Then, worried, I had a brain fart and sang a note too short.
Thought I'd blown it.
Panicked, I wondered what Stanley, conducting, would do.
He just kept smiling, because I'd lengthened the next note
Without realizing it.
Everything was okay!
And we made it through.
Funny how rare it is that all is lost.
But the best line comes next from the chorus:
"Go, return upon thy way,
For the Lord yet hath left Him seven thousand in Israel,
knees which have not bowed to Baal.
Go, return upon thy way!"
I don't know why the lectionary omits it.
Keep it in this week.
Remind yourself, and your people,
That you - and they - are not alone.
When you're ready to throw in the towel
When you're not sure you can keep singing
This faith business, this grace
That may only appear in the still, small silence,
Keep in mind those seven thousand!
And go on your way, in the strength of the Lord.
Scott L. Barton
Ahab told Jezebel all that Elijah had done, and how he had killed all the prophets with the sword. Then Jezebel sent a messenger to Elijah, saying, “So may the gods do to me, and more also, if I do not make your life like the life of one of them by this time tomorrow.” Then he was afraid; he got up and fled for his life, and came to Beer-sheba, which belongs to Judah; he left his servant there. But he himself went a day’s journey into the wilderness, and came and sat down under a solitary broom tree. He asked that he might die: “It is enough; now, O Lord, take away my life, for I am no better than my ancestors.” Then he lay down under the broom tree and fell asleep. Suddenly an angel touched him and said to him, “Get up and eat.” He looked, and there at his head was a cake baked on hot stones, and a jar of water. He ate and drank, and lay down again. The angel of the Lord came a second time, touched him, and said, “Get up and eat, otherwise the journey will be too much for you.” He got up, and ate and drank; then he went in the strength of that food forty days and forty nights to Horeb the
mount of God.

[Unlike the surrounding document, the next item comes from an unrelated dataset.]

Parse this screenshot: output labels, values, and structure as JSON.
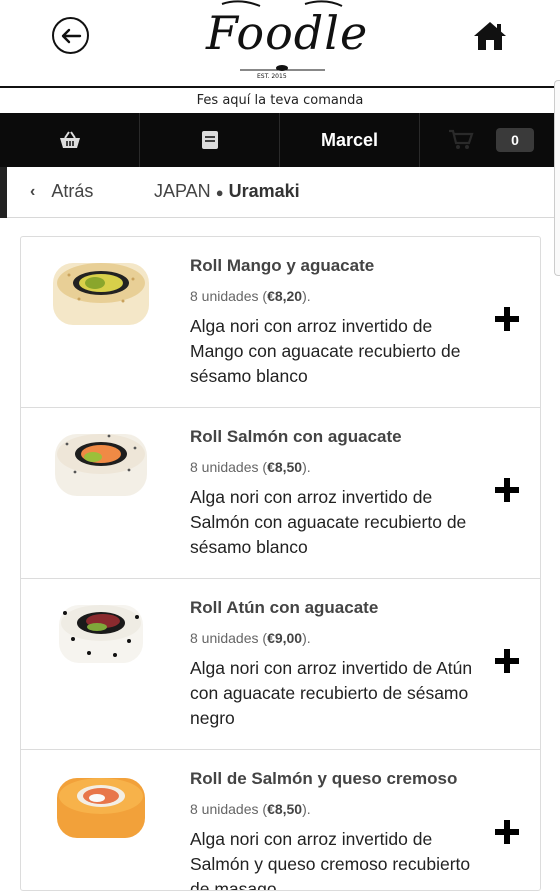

At that place he came to a cave, and spent the night there. Then the word of the Lord came to him, saying, “What are you doing here, Elijah?” He answered, “I have been very zealous for the Lord, the God of hosts; for the Israelites have forsaken your covenant, thrown down your altars, and killed your prophets with the sword. I alone am left, and they are seeking my life, to take it away.” He said, “Go out and stand on the mountain before the Lord, for the Lord is about to pass by.” Now there was a great wind, so strong that it was splitting mountains and breaking rocks in pieces before the Lord, but the Lord was not in the wind; and after the wind an earthquake, but the Lord was not in the earthquake; and after the earthquake a fire, but the Lord was not in the fire; and after the fire a sound of sheer silence. When Elijah heard it, he wrapped his face in his mantle and went out and stood at the entrance of the cave. Then there came a voice to him that said, “What are you doing here, Elijah?” He answered, “I have been very zealous for the Lord, the God of hosts; for the Israelites have forsaken your covenant, thrown down your altars, and killed your prophets with the sword. I alone am left, and they are seeking my life, to take it away.” Then the Lord said to him, “Go, return on your way to the wilderness of Damascus; when you arrive, you shall anoint Hazael as king over Aram. Also you shall anoint Jehu son of Nimshi as king over Israel; and you shall anoint Elisha son of Shaphat of Abel-meholah as prophet in your place. Whoever escapes from the sword of Hazael, Jehu shall kill; and whoever escapes from the sword of Jehu, Elisha shall kill. Yet I will leave seven thousand in Israel, all the knees that have not bowed to Baal, and every mouth that has not kissed him.